INPUT FOR THIS TASK START

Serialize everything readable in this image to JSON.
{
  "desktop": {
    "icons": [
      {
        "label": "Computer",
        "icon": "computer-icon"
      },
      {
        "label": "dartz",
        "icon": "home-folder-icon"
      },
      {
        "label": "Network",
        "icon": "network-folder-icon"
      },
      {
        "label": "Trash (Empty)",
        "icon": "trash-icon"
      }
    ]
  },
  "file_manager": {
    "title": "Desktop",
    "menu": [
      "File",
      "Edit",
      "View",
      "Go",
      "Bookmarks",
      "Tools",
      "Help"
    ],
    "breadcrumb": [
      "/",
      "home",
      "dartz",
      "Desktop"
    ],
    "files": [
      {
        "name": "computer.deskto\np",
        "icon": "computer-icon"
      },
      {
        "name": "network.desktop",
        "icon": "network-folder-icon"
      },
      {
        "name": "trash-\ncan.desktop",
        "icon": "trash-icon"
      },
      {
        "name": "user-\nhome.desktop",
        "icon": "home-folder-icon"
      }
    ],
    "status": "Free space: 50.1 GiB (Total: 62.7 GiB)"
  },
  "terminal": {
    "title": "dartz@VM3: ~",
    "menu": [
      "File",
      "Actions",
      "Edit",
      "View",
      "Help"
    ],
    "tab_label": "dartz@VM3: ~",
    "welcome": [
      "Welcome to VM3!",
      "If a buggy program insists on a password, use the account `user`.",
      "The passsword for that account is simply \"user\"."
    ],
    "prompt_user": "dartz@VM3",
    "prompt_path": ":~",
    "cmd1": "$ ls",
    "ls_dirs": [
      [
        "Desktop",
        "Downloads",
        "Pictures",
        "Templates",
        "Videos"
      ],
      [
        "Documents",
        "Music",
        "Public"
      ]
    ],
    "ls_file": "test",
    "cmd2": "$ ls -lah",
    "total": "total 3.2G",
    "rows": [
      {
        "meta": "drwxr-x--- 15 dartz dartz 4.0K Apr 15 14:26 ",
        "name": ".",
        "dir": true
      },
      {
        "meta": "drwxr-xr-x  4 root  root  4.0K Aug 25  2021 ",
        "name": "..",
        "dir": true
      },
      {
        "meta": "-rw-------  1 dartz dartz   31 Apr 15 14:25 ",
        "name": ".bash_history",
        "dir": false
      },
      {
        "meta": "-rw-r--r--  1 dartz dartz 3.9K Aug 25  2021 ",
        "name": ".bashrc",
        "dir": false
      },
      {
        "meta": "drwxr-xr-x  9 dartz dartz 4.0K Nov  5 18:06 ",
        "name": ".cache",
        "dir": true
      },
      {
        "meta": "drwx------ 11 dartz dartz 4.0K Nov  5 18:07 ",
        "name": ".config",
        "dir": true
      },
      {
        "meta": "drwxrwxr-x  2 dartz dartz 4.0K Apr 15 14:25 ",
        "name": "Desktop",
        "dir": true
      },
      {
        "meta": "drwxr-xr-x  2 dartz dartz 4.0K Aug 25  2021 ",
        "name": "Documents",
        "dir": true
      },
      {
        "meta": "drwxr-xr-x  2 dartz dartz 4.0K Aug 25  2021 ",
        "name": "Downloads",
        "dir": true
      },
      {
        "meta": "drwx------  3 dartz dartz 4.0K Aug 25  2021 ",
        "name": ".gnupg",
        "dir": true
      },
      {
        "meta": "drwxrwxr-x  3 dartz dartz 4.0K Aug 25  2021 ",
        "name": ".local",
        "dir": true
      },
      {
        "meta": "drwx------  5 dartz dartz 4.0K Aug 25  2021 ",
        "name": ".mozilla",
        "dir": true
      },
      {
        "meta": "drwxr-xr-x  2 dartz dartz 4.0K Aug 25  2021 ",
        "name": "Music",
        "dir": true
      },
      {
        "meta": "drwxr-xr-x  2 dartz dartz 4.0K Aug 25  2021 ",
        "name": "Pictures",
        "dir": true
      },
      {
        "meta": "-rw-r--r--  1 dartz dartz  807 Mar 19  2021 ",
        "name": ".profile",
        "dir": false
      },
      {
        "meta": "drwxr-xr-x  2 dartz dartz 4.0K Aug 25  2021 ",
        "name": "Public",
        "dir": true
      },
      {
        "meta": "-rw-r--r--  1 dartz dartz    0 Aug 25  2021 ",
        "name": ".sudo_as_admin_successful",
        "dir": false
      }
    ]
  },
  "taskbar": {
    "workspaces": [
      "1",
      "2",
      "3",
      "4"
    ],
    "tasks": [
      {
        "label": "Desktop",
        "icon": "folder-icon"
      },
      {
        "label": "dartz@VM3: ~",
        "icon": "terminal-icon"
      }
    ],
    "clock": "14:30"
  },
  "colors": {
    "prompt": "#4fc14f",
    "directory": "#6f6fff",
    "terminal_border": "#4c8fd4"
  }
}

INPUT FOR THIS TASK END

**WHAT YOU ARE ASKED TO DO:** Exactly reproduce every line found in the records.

**EXERCISE SOLUTION:**
Serialize everything readable in this image to JSON.
{
  "desktop": {
    "icons": [
      {
        "label": "Computer",
        "icon": "computer-icon"
      },
      {
        "label": "dartz",
        "icon": "home-folder-icon"
      },
      {
        "label": "Network",
        "icon": "network-folder-icon"
      },
      {
        "label": "Trash (Empty)",
        "icon": "trash-icon"
      }
    ]
  },
  "file_manager": {
    "title": "Desktop",
    "menu": [
      "File",
      "Edit",
      "View",
      "Go",
      "Bookmarks",
      "Tools",
      "Help"
    ],
    "breadcrumb": [
      "/",
      "home",
      "dartz",
      "Desktop"
    ],
    "files": [
      {
        "name": "computer.deskto\np",
        "icon": "computer-icon"
      },
      {
        "name": "network.desktop",
        "icon": "network-folder-icon"
      },
      {
        "name": "trash-\ncan.desktop",
        "icon": "trash-icon"
      },
      {
        "name": "user-\nhome.desktop",
        "icon": "home-folder-icon"
      }
    ],
    "status": "Free space: 50.1 GiB (Total: 62.7 GiB)"
  },
  "terminal": {
    "title": "dartz@VM3: ~",
    "menu": [
      "File",
      "Actions",
      "Edit",
      "View",
      "Help"
    ],
    "tab_label": "dartz@VM3: ~",
    "welcome": [
      "Welcome to VM3!",
      "If a buggy program insists on a password, use the account `user`.",
      "The passsword for that account is simply \"user\"."
    ],
    "prompt_user": "dartz@VM3",
    "prompt_path": ":~",
    "cmd1": "$ ls",
    "ls_dirs": [
      [
        "Desktop",
        "Downloads",
        "Pictures",
        "Templates",
        "Videos"
      ],
      [
        "Documents",
        "Music",
        "Public"
      ]
    ],
    "ls_file": "test",
    "cmd2": "$ ls -lah",
    "total": "total 3.2G",
    "rows": [
      {
        "meta": "drwxr-x--- 15 dartz dartz 4.0K Apr 15 14:26 ",
        "name": ".",
        "dir": true
      },
      {
        "meta": "drwxr-xr-x  4 root  root  4.0K Aug 25  2021 ",
        "name": "..",
        "dir": true
      },
      {
        "meta": "-rw-------  1 dartz dartz   31 Apr 15 14:25 ",
        "name": ".bash_history",
        "dir": false
      },
      {
        "meta": "-rw-r--r--  1 dartz dartz 3.9K Aug 25  2021 ",
        "name": ".bashrc",
        "dir": false
      },
      {
        "meta": "drwxr-xr-x  9 dartz dartz 4.0K Nov  5 18:06 ",
        "name": ".cache",
        "dir": true
      },
      {
        "meta": "drwx------ 11 dartz dartz 4.0K Nov  5 18:07 ",
        "name": ".config",
        "dir": true
      },
      {
        "meta": "drwxrwxr-x  2 dartz dartz 4.0K Apr 15 14:25 ",
        "name": "Desktop",
        "dir": true
      },
      {
        "meta": "drwxr-xr-x  2 dartz dartz 4.0K Aug 25  2021 ",
        "name": "Documents",
        "dir": true
      },
      {
        "meta": "drwxr-xr-x  2 dartz dartz 4.0K Aug 25  2021 ",
        "name": "Downloads",
        "dir": true
      },
      {
        "meta": "drwx------  3 dartz dartz 4.0K Aug 25  2021 ",
        "name": ".gnupg",
        "dir": true
      },
      {
        "meta": "drwxrwxr-x  3 dartz dartz 4.0K Aug 25  2021 ",
        "name": ".local",
        "dir": true
      },
      {
        "meta": "drwx------  5 dartz dartz 4.0K Aug 25  2021 ",
        "name": ".mozilla",
        "dir": true
      },
      {
        "meta": "drwxr-xr-x  2 dartz dartz 4.0K Aug 25  2021 ",
        "name": "Music",
        "dir": true
      },
      {
        "meta": "drwxr-xr-x  2 dartz dartz 4.0K Aug 25  2021 ",
        "name": "Pictures",
        "dir": true
      },
      {
        "meta": "-rw-r--r--  1 dartz dartz  807 Mar 19  2021 ",
        "name": ".profile",
        "dir": false
      },
      {
        "meta": "drwxr-xr-x  2 dartz dartz 4.0K Aug 25  2021 ",
        "name": "Public",
        "dir": true
      },
      {
        "meta": "-rw-r--r--  1 dartz dartz    0 Aug 25  2021 ",
        "name": ".sudo_as_admin_successful",
        "dir": false
      }
    ]
  },
  "taskbar": {
    "workspaces": [
      "1",
      "2",
      "3",
      "4"
    ],
    "tasks": [
      {
        "label": "Desktop",
        "icon": "folder-icon"
      },
      {
        "label": "dartz@VM3: ~",
        "icon": "terminal-icon"
      }
    ],
    "clock": "14:30"
  },
  "colors": {
    "prompt": "#4fc14f",
    "directory": "#6f6fff",
    "terminal_border": "#4c8fd4"
  }
}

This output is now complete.